Yuri Gagarin (1934-1968) was a Soviet pilot and cosmonaut who became the first human to travel into space on April 12, 1961. This achievement by the Soviets was a major milestone in the Space Race between the US and the USSR—at the point in time, only animals had successfully been sent into space. Gagarin completed one orbit around the Earth aboard the Vostok 1 space capsule before safely returning to Earth, 1 hour and 48 minutes after the capsule was launched.

After his successful mission, Gagarin became a national hero in the USSR, earning several medals and titles. The Russian town of Gzhatsk was renamed Gagarin in his honor after his death in 1968.

The Space Shuttle Columbia’s first launch on 04/12/1981 | NASA

April 12, 1981: First launch of the Space Shuttle Columbia

The Space Shuttle Columbia was the first of a series of launches in NASA’s Space Transportation System (STS-1) program, as well as the first fully-functional, manned space shuttle to be launched into space. Columbia lifted off from Kennedy Space Center in Florida on April 12, 1981, with commander John W. Young and pilot Robert Crippen on board. The historic launch occurred 20 years and 1 day after Russian cosmonaught Yuri Gagarin became the first human in space. The Columbia’s first mission lasted 54 hours in all, safely landing at Edwards Air Force Base in California. The Columbia was the first orbiter that was built to be reusable, allowing it to be used for 27 space missions over 22 years before it was destroyed upon re-entry to Earth’s atmosphere on February 1, 2003, resulting in the deaths of all 7 crew members on board.

April 14, 1629: Christiaan Huygens born
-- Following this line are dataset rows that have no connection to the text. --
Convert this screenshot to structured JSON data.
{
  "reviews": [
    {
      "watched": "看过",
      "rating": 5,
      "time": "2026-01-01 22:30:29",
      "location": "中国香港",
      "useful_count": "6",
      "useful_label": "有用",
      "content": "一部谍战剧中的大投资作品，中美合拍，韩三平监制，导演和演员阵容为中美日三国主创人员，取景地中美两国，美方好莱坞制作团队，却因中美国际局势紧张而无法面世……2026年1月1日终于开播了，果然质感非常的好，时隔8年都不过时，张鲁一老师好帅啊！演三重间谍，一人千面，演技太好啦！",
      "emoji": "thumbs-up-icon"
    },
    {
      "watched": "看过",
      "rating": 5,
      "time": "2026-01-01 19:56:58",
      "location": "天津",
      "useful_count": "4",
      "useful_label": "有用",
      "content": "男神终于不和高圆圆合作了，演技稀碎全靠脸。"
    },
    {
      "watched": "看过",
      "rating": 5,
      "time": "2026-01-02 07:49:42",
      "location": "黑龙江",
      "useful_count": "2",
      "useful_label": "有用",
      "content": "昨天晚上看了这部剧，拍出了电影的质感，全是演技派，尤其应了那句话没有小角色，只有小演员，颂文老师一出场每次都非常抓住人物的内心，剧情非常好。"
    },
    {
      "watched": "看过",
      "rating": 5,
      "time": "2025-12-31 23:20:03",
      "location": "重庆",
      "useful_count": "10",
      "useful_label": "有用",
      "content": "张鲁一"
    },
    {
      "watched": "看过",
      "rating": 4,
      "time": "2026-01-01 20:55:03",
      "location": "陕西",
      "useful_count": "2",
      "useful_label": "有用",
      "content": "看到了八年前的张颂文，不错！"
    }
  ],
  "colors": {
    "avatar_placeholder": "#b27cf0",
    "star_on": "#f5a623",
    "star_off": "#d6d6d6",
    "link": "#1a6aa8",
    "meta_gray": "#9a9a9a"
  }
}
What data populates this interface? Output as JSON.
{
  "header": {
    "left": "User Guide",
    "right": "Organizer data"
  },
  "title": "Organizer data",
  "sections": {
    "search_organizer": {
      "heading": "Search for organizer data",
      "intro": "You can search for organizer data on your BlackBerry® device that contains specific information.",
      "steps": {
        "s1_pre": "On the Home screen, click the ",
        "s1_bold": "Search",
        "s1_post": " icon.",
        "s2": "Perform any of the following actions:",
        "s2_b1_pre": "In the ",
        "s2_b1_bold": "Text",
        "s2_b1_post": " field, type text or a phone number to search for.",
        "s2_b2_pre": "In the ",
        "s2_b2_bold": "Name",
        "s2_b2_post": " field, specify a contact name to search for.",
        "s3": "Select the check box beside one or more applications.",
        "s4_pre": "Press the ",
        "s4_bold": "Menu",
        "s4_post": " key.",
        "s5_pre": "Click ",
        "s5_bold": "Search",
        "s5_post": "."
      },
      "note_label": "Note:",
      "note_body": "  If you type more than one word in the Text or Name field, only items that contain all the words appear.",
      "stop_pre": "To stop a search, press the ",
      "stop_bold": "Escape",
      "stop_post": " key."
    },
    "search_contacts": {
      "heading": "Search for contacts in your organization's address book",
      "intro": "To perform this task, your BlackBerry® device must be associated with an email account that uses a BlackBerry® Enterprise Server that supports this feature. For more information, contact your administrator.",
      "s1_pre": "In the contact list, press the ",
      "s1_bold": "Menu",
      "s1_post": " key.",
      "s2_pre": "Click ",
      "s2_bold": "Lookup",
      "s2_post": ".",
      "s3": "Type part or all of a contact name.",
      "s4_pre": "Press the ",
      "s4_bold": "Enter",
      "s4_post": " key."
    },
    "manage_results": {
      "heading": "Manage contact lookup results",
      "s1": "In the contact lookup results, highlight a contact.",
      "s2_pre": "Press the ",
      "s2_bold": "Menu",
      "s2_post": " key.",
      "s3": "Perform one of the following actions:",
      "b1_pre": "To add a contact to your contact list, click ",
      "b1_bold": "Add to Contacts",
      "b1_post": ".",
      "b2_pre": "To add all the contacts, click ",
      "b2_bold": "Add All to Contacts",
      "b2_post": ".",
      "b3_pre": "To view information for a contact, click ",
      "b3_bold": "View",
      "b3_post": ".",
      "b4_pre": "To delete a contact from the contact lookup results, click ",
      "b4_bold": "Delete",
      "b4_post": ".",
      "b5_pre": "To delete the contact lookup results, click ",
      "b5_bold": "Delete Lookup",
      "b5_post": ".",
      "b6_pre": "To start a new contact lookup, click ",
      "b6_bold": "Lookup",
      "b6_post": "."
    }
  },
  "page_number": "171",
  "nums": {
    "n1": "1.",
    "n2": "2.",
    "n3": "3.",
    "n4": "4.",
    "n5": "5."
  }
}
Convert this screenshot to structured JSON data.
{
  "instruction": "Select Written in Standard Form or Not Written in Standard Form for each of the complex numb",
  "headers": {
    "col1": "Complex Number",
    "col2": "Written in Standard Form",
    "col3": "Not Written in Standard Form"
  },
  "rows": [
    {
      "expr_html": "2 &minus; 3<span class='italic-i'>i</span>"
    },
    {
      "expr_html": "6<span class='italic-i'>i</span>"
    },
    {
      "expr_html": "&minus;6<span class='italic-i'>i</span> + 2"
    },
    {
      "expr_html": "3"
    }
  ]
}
Christiaen Huygens II (1629-1695) | signed b.l.: C.Netscher / 1671

Dutch physicist, mathematician, astronomer and inventor Christiaan Huygens (1629–1695) was born in The Hague, Dutch Republic on April 14, 1629. Huygens’s discoveries and inventions are numerous, spanning across several scientific fields. He is noted for his groundbreaking contributions in optics, mechanics, physics, and mathematics. As an inventor, he worked to improve the design of telescopes and clocks; as an astronomer, he is known for his studies of Saturn’s rings and the discovery of its moon Titan. He is also credited for the invention of the pendulum clock, which became the most accurate timekeeping device of his day and remained so for over 300 years.

March 14, 1970: Apollo 13 circles the Moon

Apollo 13 was the seventh crewed mission in NASA’s Apollo Space Program, and the third launched with the intention of landing on the Moon. The Odyssey spacecraft was launched on April 11, 1970, with commander Jim Lovell, command module pilot Jack Swigert, and lunar module pilot Fred Haise aboard. Two days into what was intended to be a three-day mission, a pressure sensor malfunction caused an explosion inside one of the craft’s oxygen tanks, causing significant damage to the craft and rapidly depleting its oxygen, power, and water supplies.

Apollo 13 astronauts (left to right) Haise, Lovell and Swigert wave
to sailors after exiting the recovery helicopter on the USS Iwo Jima | NASA

The Moon landing was aborted and the crew took refuge inside the Aquarius lunar module, still attached to the Odyssey. Instead of landing on the Moon on March 14, 1970, the three astronauts looped around the Moon and traveled back to Earth. Space inside the lunar module was limited, as it was only built to hold two crew members, the temperature dropped as low as 38 degrees Fahrenheit, and the astronauts were forced to ration water and urinate in bags. After four days of uncertainty and discomfort, all three astronauts were safely returned to Earth as they splashed down in the Pacific Ocean after a particularly rough descent through the atmosphere.